- **Extracted data entries**
[Start of section]
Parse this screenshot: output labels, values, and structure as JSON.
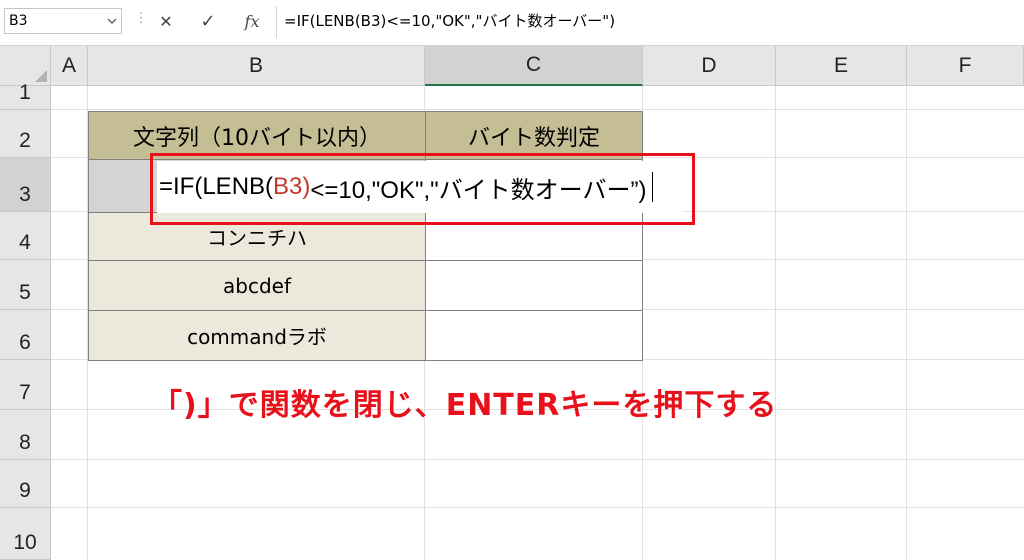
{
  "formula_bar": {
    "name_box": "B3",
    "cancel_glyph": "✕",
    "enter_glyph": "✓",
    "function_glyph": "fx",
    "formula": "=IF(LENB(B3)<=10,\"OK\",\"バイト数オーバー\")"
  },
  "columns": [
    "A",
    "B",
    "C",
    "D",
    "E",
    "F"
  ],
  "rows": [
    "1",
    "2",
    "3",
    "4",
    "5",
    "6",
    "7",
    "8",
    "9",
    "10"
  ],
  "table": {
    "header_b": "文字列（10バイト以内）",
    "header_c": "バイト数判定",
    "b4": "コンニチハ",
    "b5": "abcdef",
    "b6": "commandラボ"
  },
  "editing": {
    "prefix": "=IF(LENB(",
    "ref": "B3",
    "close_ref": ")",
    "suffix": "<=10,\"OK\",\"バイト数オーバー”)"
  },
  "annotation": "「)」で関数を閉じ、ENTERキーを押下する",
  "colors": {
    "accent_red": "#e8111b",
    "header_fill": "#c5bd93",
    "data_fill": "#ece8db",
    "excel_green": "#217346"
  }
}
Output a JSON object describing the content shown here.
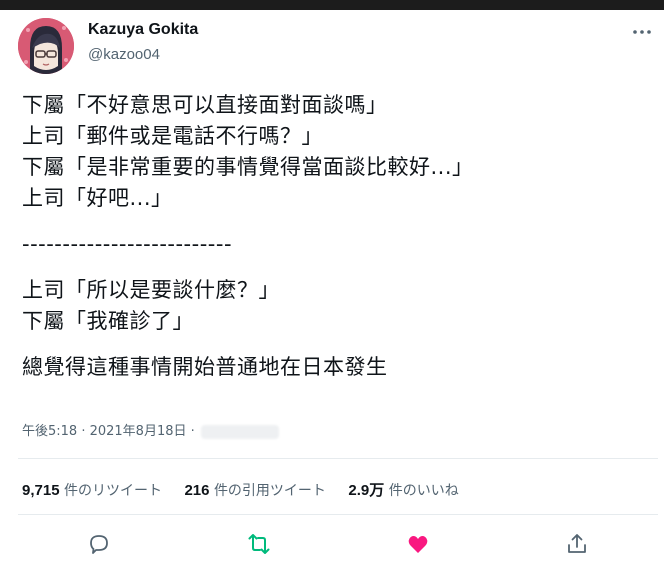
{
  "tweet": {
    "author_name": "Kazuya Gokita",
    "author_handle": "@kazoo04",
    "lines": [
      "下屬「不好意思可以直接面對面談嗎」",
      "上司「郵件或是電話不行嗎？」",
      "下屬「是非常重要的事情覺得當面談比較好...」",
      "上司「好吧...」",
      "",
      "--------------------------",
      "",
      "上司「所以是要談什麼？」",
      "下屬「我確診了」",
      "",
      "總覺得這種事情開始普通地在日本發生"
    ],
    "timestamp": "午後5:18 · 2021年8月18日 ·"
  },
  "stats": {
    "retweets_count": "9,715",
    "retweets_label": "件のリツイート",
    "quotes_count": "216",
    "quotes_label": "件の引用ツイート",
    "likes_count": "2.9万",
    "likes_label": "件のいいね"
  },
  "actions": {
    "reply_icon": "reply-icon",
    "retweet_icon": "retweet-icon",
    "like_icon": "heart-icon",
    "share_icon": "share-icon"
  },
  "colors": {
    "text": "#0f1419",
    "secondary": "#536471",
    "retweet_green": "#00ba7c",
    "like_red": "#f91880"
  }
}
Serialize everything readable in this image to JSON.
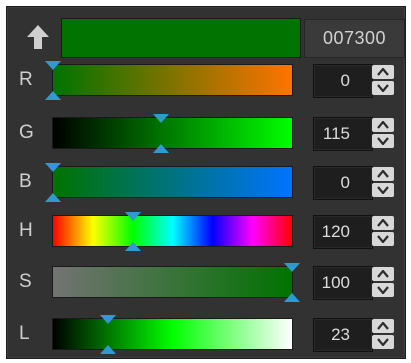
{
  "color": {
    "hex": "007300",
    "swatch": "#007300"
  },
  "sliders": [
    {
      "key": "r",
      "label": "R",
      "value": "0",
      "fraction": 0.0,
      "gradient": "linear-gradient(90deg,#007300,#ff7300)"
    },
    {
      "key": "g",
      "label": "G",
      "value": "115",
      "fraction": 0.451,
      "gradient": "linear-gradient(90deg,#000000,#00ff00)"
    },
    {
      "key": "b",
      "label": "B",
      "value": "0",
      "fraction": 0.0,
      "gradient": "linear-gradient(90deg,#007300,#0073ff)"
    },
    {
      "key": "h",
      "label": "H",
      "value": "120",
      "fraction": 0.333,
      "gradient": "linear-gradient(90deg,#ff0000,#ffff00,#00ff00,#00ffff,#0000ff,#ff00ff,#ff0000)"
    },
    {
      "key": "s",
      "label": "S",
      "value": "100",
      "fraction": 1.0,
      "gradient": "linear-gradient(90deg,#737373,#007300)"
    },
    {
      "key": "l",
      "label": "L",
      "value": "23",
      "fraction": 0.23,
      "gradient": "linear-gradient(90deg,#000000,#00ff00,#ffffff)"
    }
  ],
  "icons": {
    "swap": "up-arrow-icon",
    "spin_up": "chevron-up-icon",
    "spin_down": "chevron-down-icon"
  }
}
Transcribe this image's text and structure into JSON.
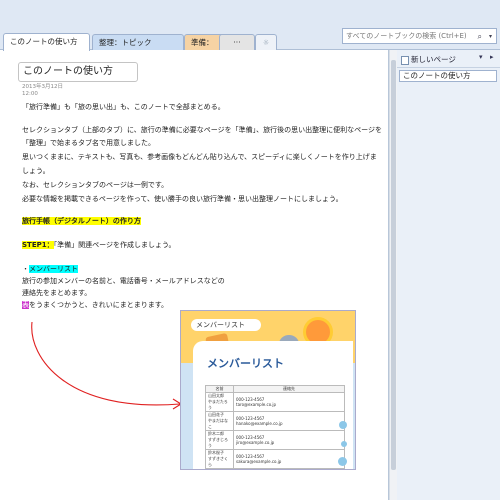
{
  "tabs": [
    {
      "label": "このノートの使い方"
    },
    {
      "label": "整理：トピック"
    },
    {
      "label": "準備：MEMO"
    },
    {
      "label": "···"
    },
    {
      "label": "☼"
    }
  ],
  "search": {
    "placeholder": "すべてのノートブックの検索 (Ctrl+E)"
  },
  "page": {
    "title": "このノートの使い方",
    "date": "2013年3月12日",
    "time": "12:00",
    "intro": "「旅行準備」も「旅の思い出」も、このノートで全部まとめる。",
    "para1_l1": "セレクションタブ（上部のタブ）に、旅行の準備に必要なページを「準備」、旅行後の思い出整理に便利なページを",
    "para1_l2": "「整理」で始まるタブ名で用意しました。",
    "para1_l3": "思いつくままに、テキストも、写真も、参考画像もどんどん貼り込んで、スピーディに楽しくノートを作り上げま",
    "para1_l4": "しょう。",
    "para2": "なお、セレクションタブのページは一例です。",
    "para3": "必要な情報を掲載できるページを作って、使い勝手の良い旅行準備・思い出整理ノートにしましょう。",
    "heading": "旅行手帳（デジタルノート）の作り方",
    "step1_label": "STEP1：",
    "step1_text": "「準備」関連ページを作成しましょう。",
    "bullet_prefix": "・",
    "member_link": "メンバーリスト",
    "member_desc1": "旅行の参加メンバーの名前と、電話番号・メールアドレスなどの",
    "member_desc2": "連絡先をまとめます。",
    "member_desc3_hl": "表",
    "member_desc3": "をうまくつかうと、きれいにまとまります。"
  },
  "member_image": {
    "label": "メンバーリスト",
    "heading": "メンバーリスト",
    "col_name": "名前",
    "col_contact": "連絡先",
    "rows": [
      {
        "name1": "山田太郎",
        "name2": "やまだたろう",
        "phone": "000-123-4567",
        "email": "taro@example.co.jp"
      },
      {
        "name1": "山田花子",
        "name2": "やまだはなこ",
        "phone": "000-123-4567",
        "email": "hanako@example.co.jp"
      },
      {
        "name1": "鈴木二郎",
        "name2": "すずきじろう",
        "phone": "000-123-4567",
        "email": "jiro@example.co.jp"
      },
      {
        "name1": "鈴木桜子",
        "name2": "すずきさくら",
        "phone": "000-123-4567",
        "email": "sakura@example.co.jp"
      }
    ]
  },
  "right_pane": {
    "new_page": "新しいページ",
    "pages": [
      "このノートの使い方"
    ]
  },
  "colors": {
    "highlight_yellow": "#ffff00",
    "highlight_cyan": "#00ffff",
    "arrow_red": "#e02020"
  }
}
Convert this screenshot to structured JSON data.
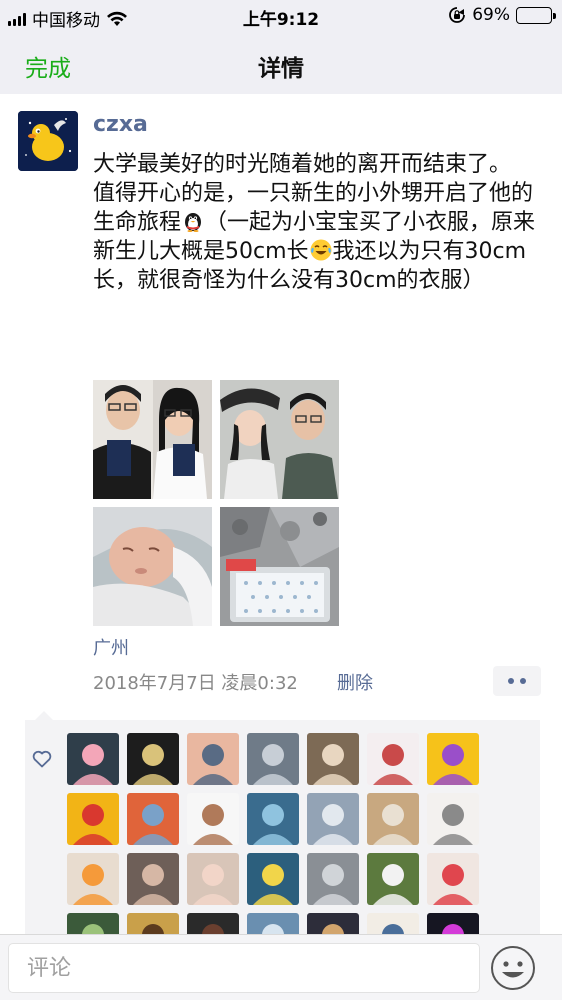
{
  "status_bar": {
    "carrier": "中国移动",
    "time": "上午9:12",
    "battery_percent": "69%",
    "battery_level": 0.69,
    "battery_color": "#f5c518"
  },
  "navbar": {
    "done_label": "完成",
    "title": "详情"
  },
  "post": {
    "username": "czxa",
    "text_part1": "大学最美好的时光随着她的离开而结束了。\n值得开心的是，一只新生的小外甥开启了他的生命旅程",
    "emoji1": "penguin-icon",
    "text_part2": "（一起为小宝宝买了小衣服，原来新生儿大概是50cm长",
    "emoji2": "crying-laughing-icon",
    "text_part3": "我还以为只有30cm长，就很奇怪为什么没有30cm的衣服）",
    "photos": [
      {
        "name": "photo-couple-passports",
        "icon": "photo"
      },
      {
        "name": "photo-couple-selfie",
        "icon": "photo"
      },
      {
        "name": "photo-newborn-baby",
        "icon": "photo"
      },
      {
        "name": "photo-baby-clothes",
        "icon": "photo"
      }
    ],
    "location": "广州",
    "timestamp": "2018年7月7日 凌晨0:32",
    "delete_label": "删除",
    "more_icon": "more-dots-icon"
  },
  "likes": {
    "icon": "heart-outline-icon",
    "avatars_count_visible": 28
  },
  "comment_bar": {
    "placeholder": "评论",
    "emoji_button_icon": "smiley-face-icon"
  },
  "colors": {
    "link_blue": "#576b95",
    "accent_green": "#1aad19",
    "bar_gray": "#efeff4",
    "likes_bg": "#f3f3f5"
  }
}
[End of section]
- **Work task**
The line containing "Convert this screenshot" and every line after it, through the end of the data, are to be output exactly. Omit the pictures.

- **Output**
Convert this screenshot to structured JSON data.
{
  "status_bar": {
    "carrier": "中国移动",
    "time": "上午9:12",
    "battery_percent": "69%",
    "battery_level": 0.69,
    "battery_color": "#f5c518"
  },
  "navbar": {
    "done_label": "完成",
    "title": "详情"
  },
  "post": {
    "username": "czxa",
    "text_part1": "大学最美好的时光随着她的离开而结束了。\n值得开心的是，一只新生的小外甥开启了他的生命旅程",
    "emoji1": "penguin-icon",
    "text_part2": "（一起为小宝宝买了小衣服，原来新生儿大概是50cm长",
    "emoji2": "crying-laughing-icon",
    "text_part3": "我还以为只有30cm长，就很奇怪为什么没有30cm的衣服）",
    "photos": [
      {
        "name": "photo-couple-passports",
        "icon": "photo"
      },
      {
        "name": "photo-couple-selfie",
        "icon": "photo"
      },
      {
        "name": "photo-newborn-baby",
        "icon": "photo"
      },
      {
        "name": "photo-baby-clothes",
        "icon": "photo"
      }
    ],
    "location": "广州",
    "timestamp": "2018年7月7日 凌晨0:32",
    "delete_label": "删除",
    "more_icon": "more-dots-icon"
  },
  "likes": {
    "icon": "heart-outline-icon",
    "avatars_count_visible": 28
  },
  "comment_bar": {
    "placeholder": "评论",
    "emoji_button_icon": "smiley-face-icon"
  },
  "colors": {
    "link_blue": "#576b95",
    "accent_green": "#1aad19",
    "bar_gray": "#efeff4",
    "likes_bg": "#f3f3f5"
  }
}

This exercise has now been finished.